  41. Miscellaneous Information • Generally, the field is becoming more and more difficult for entrepreneurs because of the consolidation of smaller companies by the larger companies. So in this field, it would be much more difficult to climb the corporate ladder and become your own boss, although it’s not impossible • Contact or check out the American Orthotic and Prosthetic Association for more details on how to get involved in the field

  42. Accident Re-simulation Vector Scientific Vector Scientific, Inc. provides high-quality consulting services and conducts high-level scientific research in order to advance the science of forensic engineering and biomechanics

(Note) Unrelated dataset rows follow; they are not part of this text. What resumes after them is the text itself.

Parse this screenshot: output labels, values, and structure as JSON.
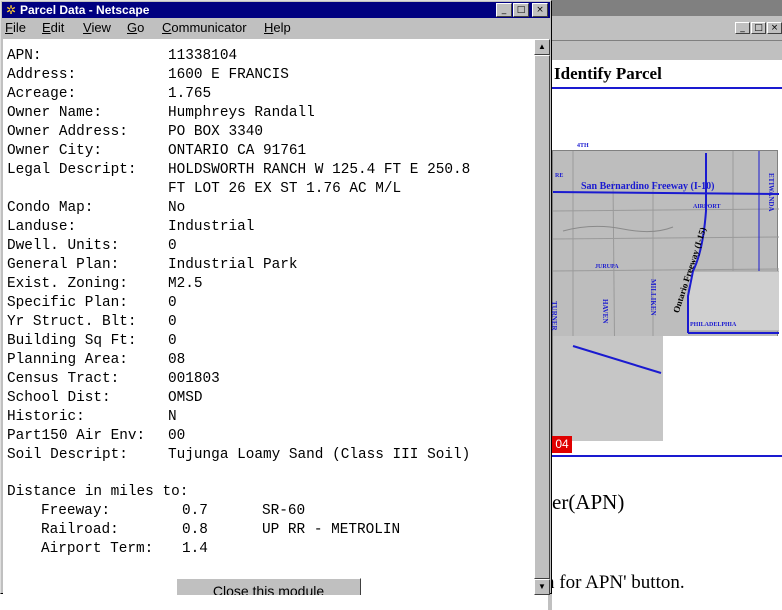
{
  "popup": {
    "title": "Parcel Data - Netscape",
    "menu": [
      "File",
      "Edit",
      "View",
      "Go",
      "Communicator",
      "Help"
    ],
    "menu_mnemonic": [
      "F",
      "E",
      "V",
      "G",
      "C",
      "H"
    ],
    "fields": [
      {
        "label": "APN:",
        "value": "11338104"
      },
      {
        "label": "Address:",
        "value": "1600 E FRANCIS"
      },
      {
        "label": "Acreage:",
        "value": "1.765"
      },
      {
        "label": "Owner Name:",
        "value": "Humphreys Randall"
      },
      {
        "label": "Owner Address:",
        "value": "PO BOX 3340"
      },
      {
        "label": "Owner City:",
        "value": "ONTARIO CA 91761"
      },
      {
        "label": "Legal Descript:",
        "value": "HOLDSWORTH RANCH W 125.4 FT E 250.8",
        "value2": "FT LOT 26 EX ST 1.76 AC M/L"
      },
      {
        "label": "Condo Map:",
        "value": "No"
      },
      {
        "label": "Landuse:",
        "value": "Industrial"
      },
      {
        "label": "Dwell. Units:",
        "value": "0"
      },
      {
        "label": "General Plan:",
        "value": "Industrial Park"
      },
      {
        "label": "Exist. Zoning:",
        "value": "M2.5"
      },
      {
        "label": "Specific Plan:",
        "value": "0"
      },
      {
        "label": "Yr Struct. Blt:",
        "value": "0"
      },
      {
        "label": "Building Sq Ft:",
        "value": "0"
      },
      {
        "label": "Planning Area:",
        "value": "08"
      },
      {
        "label": "Census Tract:",
        "value": "001803"
      },
      {
        "label": "School Dist:",
        "value": "OMSD"
      },
      {
        "label": "Historic:",
        "value": "N"
      },
      {
        "label": "Part150 Air Env:",
        "value": "00"
      },
      {
        "label": "Soil Descript:",
        "value": "Tujunga Loamy Sand (Class III Soil)"
      }
    ],
    "distance_heading": "Distance in miles to:",
    "distances": [
      {
        "label": "Freeway:",
        "miles": "0.7",
        "name": "SR-60"
      },
      {
        "label": "Railroad:",
        "miles": "0.8",
        "name": "UP RR - METROLIN"
      },
      {
        "label": "Airport Term:",
        "miles": "1.4",
        "name": ""
      }
    ],
    "close_button": "Close this module"
  },
  "background": {
    "heading": "Identify Parcel",
    "map_labels": {
      "freeway_10": "San Bernardino Freeway (I-10)",
      "freeway_15": "Ontario Freeway (I-15)",
      "airport": "AIRPORT",
      "jurupa": "JURUPA",
      "philadelphia": "PHILADELPHIA",
      "turner": "TURNER",
      "haven": "HAVEN",
      "milliken": "MILLIKEN",
      "etiwanda": "ETIWANDA",
      "fourth": "4TH",
      "top_left": "RE"
    },
    "marker": "04",
    "text_apn": "er(APN)",
    "text_button": "n for APN' button."
  },
  "colors": {
    "titlebar": "#000080",
    "window": "#c0c0c0",
    "map_road": "#1a1ad0",
    "marker": "#e00000"
  }
}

  43. Vector Scientific - Research • Auto Impact • New Neck Injury Dynamics in Rear-end Impacts • PCL, ACL, MCL Rupture in Auto Accident • Unique Pedestrian Impact Dynamics and Trajectory • Commercial Truck Accident Reconstruction • Sports and Recreation • Injury Mitigation Produced by Protective Pole Padding on Ski Terrain • Determination of Snowboarder vs. Snowboarder Impact Configuration Using Injury Biomechanics • Slip, Trip, and Fall • Lateral Tibial Plateau Fracture From a Stair Descent Misstep • Occupational • Nail Gun Knee Injury and Product Testing • Forensic Investigation of a Lumbar Disc Injury in an Industrial Setting

  44. Vector Scientific • The experts at Vector Scientific have analyzed injury biomechanics in thousands of automobile accidents, from low-speed collisions with minor soft tissue injuries to high-speed collisions with severe and fatal injuries. • Crash tests are sometimes conducted to reconstruct specific cases and assess the impact severity and injury potential of the accident.

  45. Accident Re-simulation

  46. Accident Re-simulation

  47. Exercise Physiology and Exercise Biomechanics of Space Flight Exercise Countermeasures • Located in Houston, Texas • A research center that is affiliated with NASA

  48. The Goals and Objectives: • To support pre-flight, in-flight, and post-flight medical physical fitness testing operations • To assist in the development of astronaut physical conditioning programs

  49. The Goals and Objectives: • To evaluate and validate exercise countermeasure equipment, procedures, protocols, and conditioning programs related to the maintenance of crew health and performance during Space Shuttle and International Space Station Missions • To understand the effect of microgravity on human performance during and after exposure to weightlessness and space flight

  50. Exercise Physiology and Exercise Biomechanics of Space Flight Exercise Countermeasures The Laboratory also evaluates in-flight exercise responses and activity patterns as a way of evaluating and validating exercise countermeasure concepts. Research areas include cardiorespiratory functional capacity, musculoskeletal strength development and maintenance, orthostatic intolerance, biomechanics of movement, bone metabolism, and modeling of space-flight exercise activity patterns.